Jane Austen wrote novels about life in the small villages and country houses of her native England. Today her works are considered classics of English literature.
Austen was born on December 16, 1775, in Steventon, Hampshire, where her father was a parson. As a child she wrote stories making fun of the fashionable novels of the day, in which ladies were very delicate. In Love and Friendship, which she wrote when she was 14, her two heroines "fainted alternately on the sofa."
The first of Austen's novels to be published was Sense and Sensibility, in 1811. Two years later came Pride and Prejudice. The Prince Regent (later King George IV) read Mansfield Park, which was published in 1814. He admired it so much that he asked the author to dedicate her next novel to him. Emma, with the royal dedication, was published in 1816. But Austen still did not sign her name to her novels. Some of her friends would talk to her about them without knowing she was the author.
In her novels she wrote about the kind of life she knew best —"three or four families in a country village" —instead of inventing colorful people and adventures. Yet within the limits of this subject area she examined universal human traits with great wit and insight. Sir Walter Scott, the famous historical novelist of Austen's time, wrote of her "exquisite touch which renders ordinary commonplace things and characters interesting."
Although each of her heroines acquires a husband, Austen herself never married. She led a busy life, however, fitting in her writing among her many social and household activities. Often, she said, "Composition seems to me impossible with a head full of joints of mutton and doses of rhubarb." She was often ill during the writing of her last novel, Persuasion, and she died in Winchester on July 18, 1817. Persuasion and Northanger Abbey were published the next year.

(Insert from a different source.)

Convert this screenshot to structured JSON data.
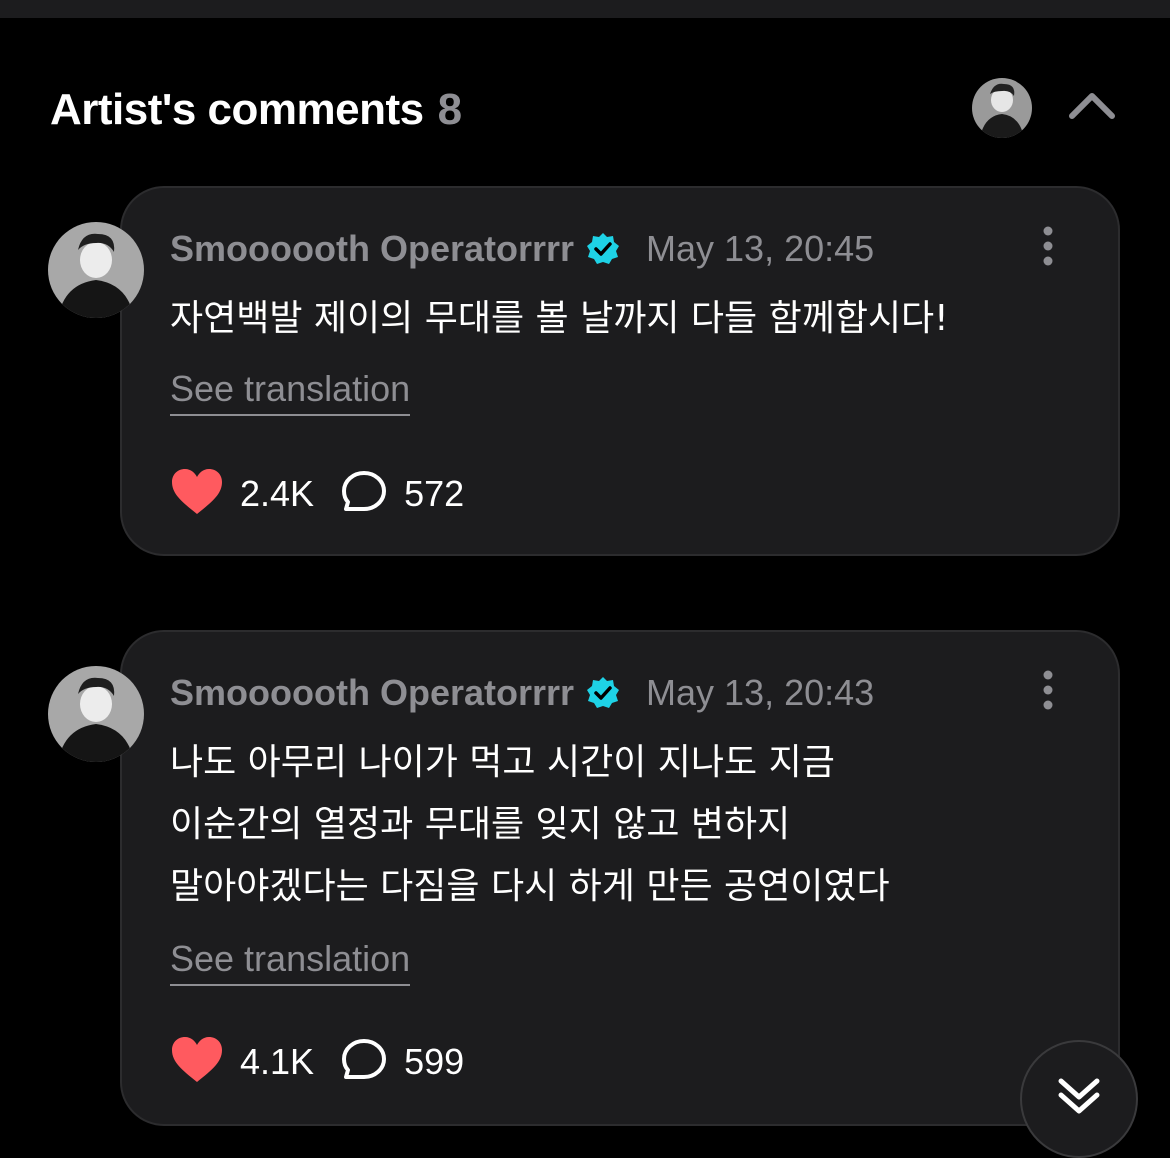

This biography was written by Juliet McMaster for Grolier Multimedia Encyclopedia. For more information on this online reference, visit Grolier Online .